Action item:
Images are to be skipped; everything else in the records must be repeated exactly.

---------- Provided records ----------

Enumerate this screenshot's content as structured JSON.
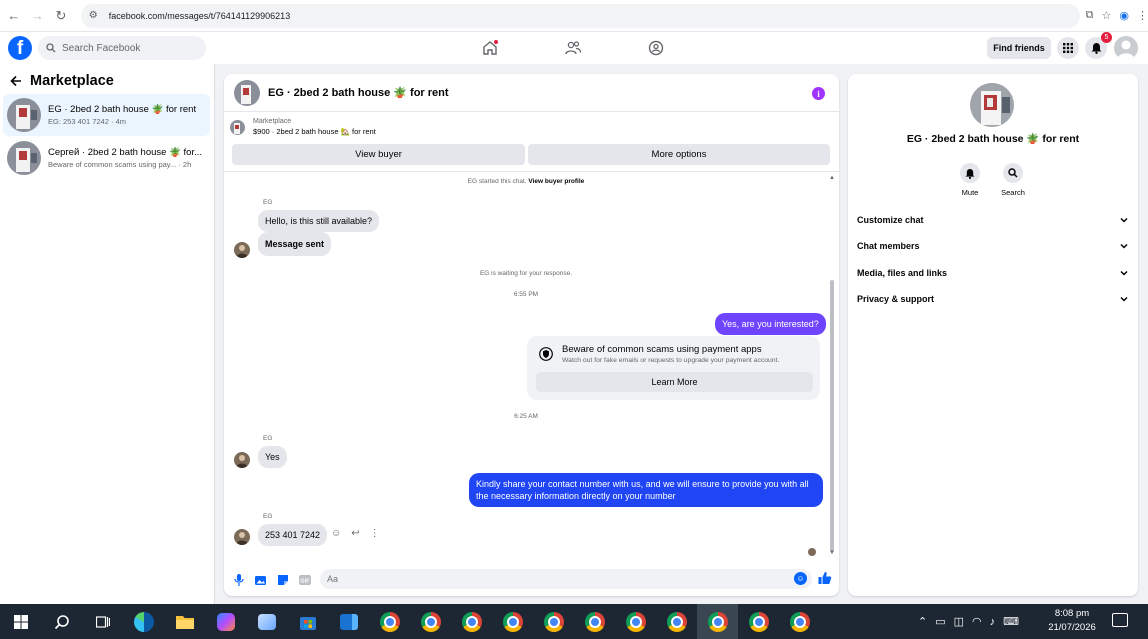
{
  "browser": {
    "url": "facebook.com/messages/t/764141129906213"
  },
  "header": {
    "search_placeholder": "Search Facebook",
    "find_friends": "Find friends",
    "notification_count": "5"
  },
  "sidebar": {
    "title": "Marketplace",
    "conversations": [
      {
        "title": "EG · 2bed 2 bath house 🪴 for rent",
        "subtitle": "EG: 253 401 7242 · 4m",
        "active": true
      },
      {
        "title": "Сергей · 2bed 2 bath house 🪴 for...",
        "subtitle": "Beware of common scams using pay... · 2h",
        "active": false
      }
    ]
  },
  "chat": {
    "title": "EG · 2bed 2 bath house 🪴 for rent",
    "listing_label": "Marketplace",
    "listing_desc": "$900 · 2bed 2 bath house 🏡 for rent",
    "view_buyer": "View buyer",
    "more_options": "More options",
    "started_text": "EG started this chat.",
    "view_buyer_profile": "View buyer profile",
    "waiting_text": "EG is waiting for your response.",
    "sender_name": "EG",
    "messages": {
      "m1": "Hello, is this still available?",
      "m2": "Message sent",
      "time1": "6:55 PM",
      "m3": "Yes, are you interested?",
      "time2": "6:25 AM",
      "m4": "Yes",
      "m5": "Kindly share your contact number with us, and we will ensure to provide you with all the necessary information directly on your number",
      "m6": "253 401 7242"
    },
    "scam_card": {
      "title": "Beware of common scams using payment apps",
      "subtitle": "Watch out for fake emails or requests to upgrade your payment account.",
      "button": "Learn More"
    },
    "composer_placeholder": "Aa"
  },
  "info_panel": {
    "title": "EG · 2bed 2 bath house 🪴 for rent",
    "mute": "Mute",
    "search": "Search",
    "sections": [
      "Customize chat",
      "Chat members",
      "Media, files and links",
      "Privacy & support"
    ]
  },
  "taskbar": {
    "time": "8:08 pm",
    "date": "21/07/2026"
  },
  "colors": {
    "brand": "#0866ff",
    "outgoing_bubble": "#1f45f5",
    "info_button": "#a033ff",
    "taskbar": "#1c2733"
  }
}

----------

Problem solution:
Enumerate this screenshot's content as structured JSON.
{
  "browser": {
    "url": "facebook.com/messages/t/764141129906213"
  },
  "header": {
    "search_placeholder": "Search Facebook",
    "find_friends": "Find friends",
    "notification_count": "5"
  },
  "sidebar": {
    "title": "Marketplace",
    "conversations": [
      {
        "title": "EG · 2bed 2 bath house 🪴 for rent",
        "subtitle": "EG: 253 401 7242 · 4m",
        "active": true
      },
      {
        "title": "Сергей · 2bed 2 bath house 🪴 for...",
        "subtitle": "Beware of common scams using pay... · 2h",
        "active": false
      }
    ]
  },
  "chat": {
    "title": "EG · 2bed 2 bath house 🪴 for rent",
    "listing_label": "Marketplace",
    "listing_desc": "$900 · 2bed 2 bath house 🏡 for rent",
    "view_buyer": "View buyer",
    "more_options": "More options",
    "started_text": "EG started this chat.",
    "view_buyer_profile": "View buyer profile",
    "waiting_text": "EG is waiting for your response.",
    "sender_name": "EG",
    "messages": {
      "m1": "Hello, is this still available?",
      "m2": "Message sent",
      "time1": "6:55 PM",
      "m3": "Yes, are you interested?",
      "time2": "6:25 AM",
      "m4": "Yes",
      "m5": "Kindly share your contact number with us, and we will ensure to provide you with all the necessary information directly on your number",
      "m6": "253 401 7242"
    },
    "scam_card": {
      "title": "Beware of common scams using payment apps",
      "subtitle": "Watch out for fake emails or requests to upgrade your payment account.",
      "button": "Learn More"
    },
    "composer_placeholder": "Aa"
  },
  "info_panel": {
    "title": "EG · 2bed 2 bath house 🪴 for rent",
    "mute": "Mute",
    "search": "Search",
    "sections": [
      "Customize chat",
      "Chat members",
      "Media, files and links",
      "Privacy & support"
    ]
  },
  "taskbar": {
    "time": "8:08 pm",
    "date": "21/07/2026"
  },
  "colors": {
    "brand": "#0866ff",
    "outgoing_bubble": "#1f45f5",
    "info_button": "#a033ff",
    "taskbar": "#1c2733"
  }
}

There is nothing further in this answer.